(Beginning of Source records)

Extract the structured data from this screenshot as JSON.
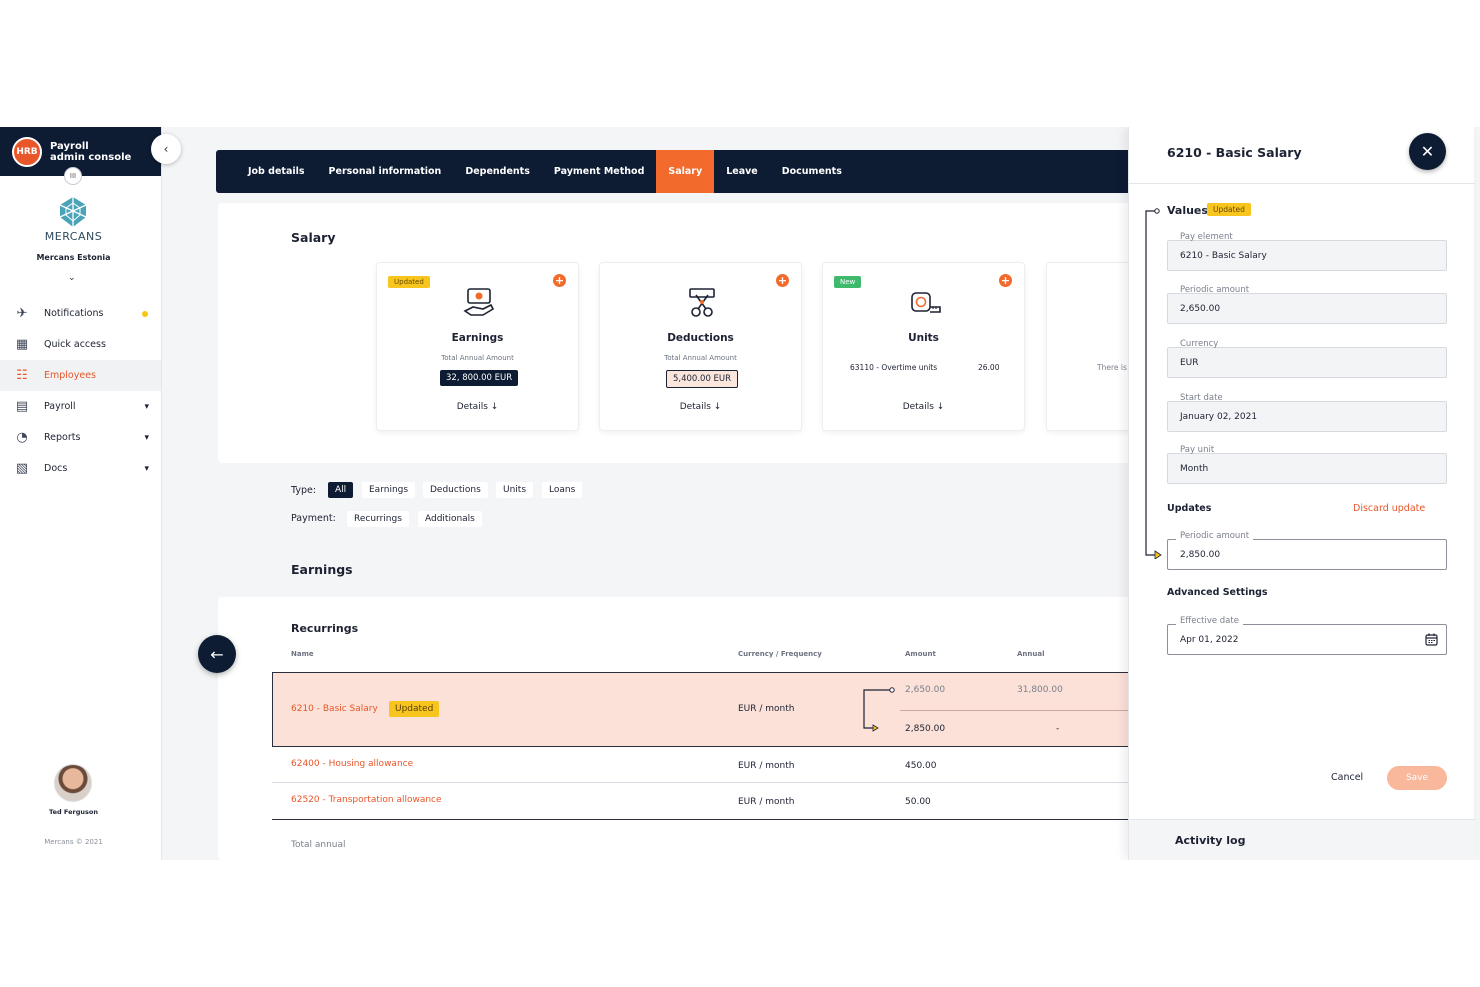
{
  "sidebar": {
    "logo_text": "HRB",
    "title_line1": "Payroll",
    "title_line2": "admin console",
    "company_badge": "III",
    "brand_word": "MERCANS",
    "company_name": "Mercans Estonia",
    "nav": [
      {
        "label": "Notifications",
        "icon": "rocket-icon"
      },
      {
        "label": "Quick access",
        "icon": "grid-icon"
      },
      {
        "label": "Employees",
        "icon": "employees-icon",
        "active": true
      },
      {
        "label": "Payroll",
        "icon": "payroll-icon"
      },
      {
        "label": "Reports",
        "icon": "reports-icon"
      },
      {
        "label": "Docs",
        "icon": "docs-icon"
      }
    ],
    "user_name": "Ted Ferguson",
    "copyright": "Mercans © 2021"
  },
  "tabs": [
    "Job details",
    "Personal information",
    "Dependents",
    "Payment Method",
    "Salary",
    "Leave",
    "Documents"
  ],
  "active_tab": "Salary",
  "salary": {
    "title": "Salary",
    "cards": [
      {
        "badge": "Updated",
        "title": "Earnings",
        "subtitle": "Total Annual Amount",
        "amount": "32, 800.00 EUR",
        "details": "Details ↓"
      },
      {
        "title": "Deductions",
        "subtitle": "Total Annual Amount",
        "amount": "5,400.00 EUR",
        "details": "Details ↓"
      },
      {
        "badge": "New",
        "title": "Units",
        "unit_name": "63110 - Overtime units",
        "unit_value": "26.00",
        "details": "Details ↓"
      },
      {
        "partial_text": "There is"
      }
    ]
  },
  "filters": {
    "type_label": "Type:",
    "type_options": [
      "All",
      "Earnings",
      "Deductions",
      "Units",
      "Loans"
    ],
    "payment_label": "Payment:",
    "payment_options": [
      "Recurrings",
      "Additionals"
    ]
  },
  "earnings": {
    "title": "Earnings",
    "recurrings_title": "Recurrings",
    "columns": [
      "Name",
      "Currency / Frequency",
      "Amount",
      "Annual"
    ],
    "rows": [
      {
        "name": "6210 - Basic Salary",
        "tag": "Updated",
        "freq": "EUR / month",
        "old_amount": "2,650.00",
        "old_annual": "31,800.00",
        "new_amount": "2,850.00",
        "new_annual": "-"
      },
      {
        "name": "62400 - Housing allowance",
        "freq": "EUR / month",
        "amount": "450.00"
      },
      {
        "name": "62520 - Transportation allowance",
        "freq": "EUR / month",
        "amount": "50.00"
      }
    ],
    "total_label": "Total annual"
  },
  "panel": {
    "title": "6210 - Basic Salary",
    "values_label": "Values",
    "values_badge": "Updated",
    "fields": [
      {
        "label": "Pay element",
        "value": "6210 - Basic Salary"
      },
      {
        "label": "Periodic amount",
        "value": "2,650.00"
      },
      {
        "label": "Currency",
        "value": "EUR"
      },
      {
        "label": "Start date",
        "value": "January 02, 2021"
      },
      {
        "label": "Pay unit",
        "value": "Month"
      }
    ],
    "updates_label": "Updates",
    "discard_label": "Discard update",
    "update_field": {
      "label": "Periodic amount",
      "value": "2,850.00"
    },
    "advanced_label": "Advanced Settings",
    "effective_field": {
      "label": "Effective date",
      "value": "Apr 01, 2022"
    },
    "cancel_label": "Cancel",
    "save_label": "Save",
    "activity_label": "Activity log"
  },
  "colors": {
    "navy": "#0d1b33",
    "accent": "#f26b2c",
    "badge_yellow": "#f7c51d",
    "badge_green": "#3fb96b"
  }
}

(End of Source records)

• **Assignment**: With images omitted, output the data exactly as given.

• **Solution**:
Extract the structured data from this screenshot as JSON.
{
  "sidebar": {
    "logo_text": "HRB",
    "title_line1": "Payroll",
    "title_line2": "admin console",
    "company_badge": "III",
    "brand_word": "MERCANS",
    "company_name": "Mercans Estonia",
    "nav": [
      {
        "label": "Notifications",
        "icon": "rocket-icon"
      },
      {
        "label": "Quick access",
        "icon": "grid-icon"
      },
      {
        "label": "Employees",
        "icon": "employees-icon",
        "active": true
      },
      {
        "label": "Payroll",
        "icon": "payroll-icon"
      },
      {
        "label": "Reports",
        "icon": "reports-icon"
      },
      {
        "label": "Docs",
        "icon": "docs-icon"
      }
    ],
    "user_name": "Ted Ferguson",
    "copyright": "Mercans © 2021"
  },
  "tabs": [
    "Job details",
    "Personal information",
    "Dependents",
    "Payment Method",
    "Salary",
    "Leave",
    "Documents"
  ],
  "active_tab": "Salary",
  "salary": {
    "title": "Salary",
    "cards": [
      {
        "badge": "Updated",
        "title": "Earnings",
        "subtitle": "Total Annual Amount",
        "amount": "32, 800.00 EUR",
        "details": "Details ↓"
      },
      {
        "title": "Deductions",
        "subtitle": "Total Annual Amount",
        "amount": "5,400.00 EUR",
        "details": "Details ↓"
      },
      {
        "badge": "New",
        "title": "Units",
        "unit_name": "63110 - Overtime units",
        "unit_value": "26.00",
        "details": "Details ↓"
      },
      {
        "partial_text": "There is"
      }
    ]
  },
  "filters": {
    "type_label": "Type:",
    "type_options": [
      "All",
      "Earnings",
      "Deductions",
      "Units",
      "Loans"
    ],
    "payment_label": "Payment:",
    "payment_options": [
      "Recurrings",
      "Additionals"
    ]
  },
  "earnings": {
    "title": "Earnings",
    "recurrings_title": "Recurrings",
    "columns": [
      "Name",
      "Currency / Frequency",
      "Amount",
      "Annual"
    ],
    "rows": [
      {
        "name": "6210 - Basic Salary",
        "tag": "Updated",
        "freq": "EUR / month",
        "old_amount": "2,650.00",
        "old_annual": "31,800.00",
        "new_amount": "2,850.00",
        "new_annual": "-"
      },
      {
        "name": "62400 - Housing allowance",
        "freq": "EUR / month",
        "amount": "450.00"
      },
      {
        "name": "62520 - Transportation allowance",
        "freq": "EUR / month",
        "amount": "50.00"
      }
    ],
    "total_label": "Total annual"
  },
  "panel": {
    "title": "6210 - Basic Salary",
    "values_label": "Values",
    "values_badge": "Updated",
    "fields": [
      {
        "label": "Pay element",
        "value": "6210 - Basic Salary"
      },
      {
        "label": "Periodic amount",
        "value": "2,650.00"
      },
      {
        "label": "Currency",
        "value": "EUR"
      },
      {
        "label": "Start date",
        "value": "January 02, 2021"
      },
      {
        "label": "Pay unit",
        "value": "Month"
      }
    ],
    "updates_label": "Updates",
    "discard_label": "Discard update",
    "update_field": {
      "label": "Periodic amount",
      "value": "2,850.00"
    },
    "advanced_label": "Advanced Settings",
    "effective_field": {
      "label": "Effective date",
      "value": "Apr 01, 2022"
    },
    "cancel_label": "Cancel",
    "save_label": "Save",
    "activity_label": "Activity log"
  },
  "colors": {
    "navy": "#0d1b33",
    "accent": "#f26b2c",
    "badge_yellow": "#f7c51d",
    "badge_green": "#3fb96b"
  }
}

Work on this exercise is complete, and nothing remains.